During the moments in which you heard Obama speak, you likely knew how much he cared about you, even though he didn’t know you, and that in itself was significant; and, that is what’s replicated in our daily lives. As teachers, we create meaning when we show concern for the intellectual, emotional, and physical well-beings of our young students; as therapists, we create meaning when we help our clients explore and uncover the hidden sources of their self-destructive patterns, and help them feel that which they’ve never felt before: lovable; as statesmen, we create meaning through our policies and the progression of our collective well-being, which manifests itself through them; as friends, we create meaning when we cry for the sorrows of our loved ones and much the same when we fly to the moon as they share their triumphs with us; as parents, we create meaning in each moment of warmth and each lesson imparted; and, as lovers, we create meaning through the physical and emotional intimacy which catapults us into a world that transcends our decaying universe. The list seems inexhaustible, mirroring only the infinity which resides in the creation that is our vast sea of meaning, the tiny moments which make our lives worth living.

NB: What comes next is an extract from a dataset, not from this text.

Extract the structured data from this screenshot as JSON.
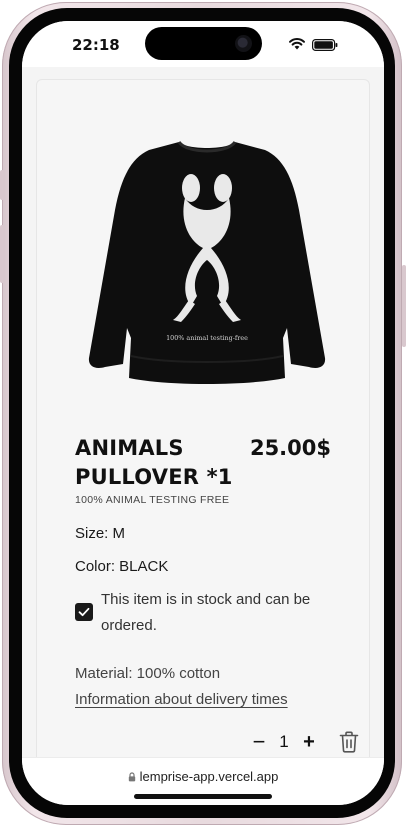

Someday, my self and your self, the bright shimmering lights in our eyes, will dim and become extinguished; our universes, like the one which Alvy described, will fade to black. But, in the meantime, the most significant question we could, and should, ask ourselves is what makes a good life, one that’s worth living? My answer: With the impossibility of cosmic meaning, and the relative insignificance of grand significance, life presents us with an alternative that all of us can achieve, which is meaning in the present. My accomplishments, my legacy, like those of the great individuals of cultural lore will be swept away by an empty sea of nothingness; but, what will lift my spirit, and sustain my self, is my experience of having an immediate impact in the world, on those whom I deeply love, as small and insignificant as it may be. If this article doesn’t change your life but instead simply makes you smile, you can consider my life’s work as fulfilled, at least a significant portion in this very insignificant moment.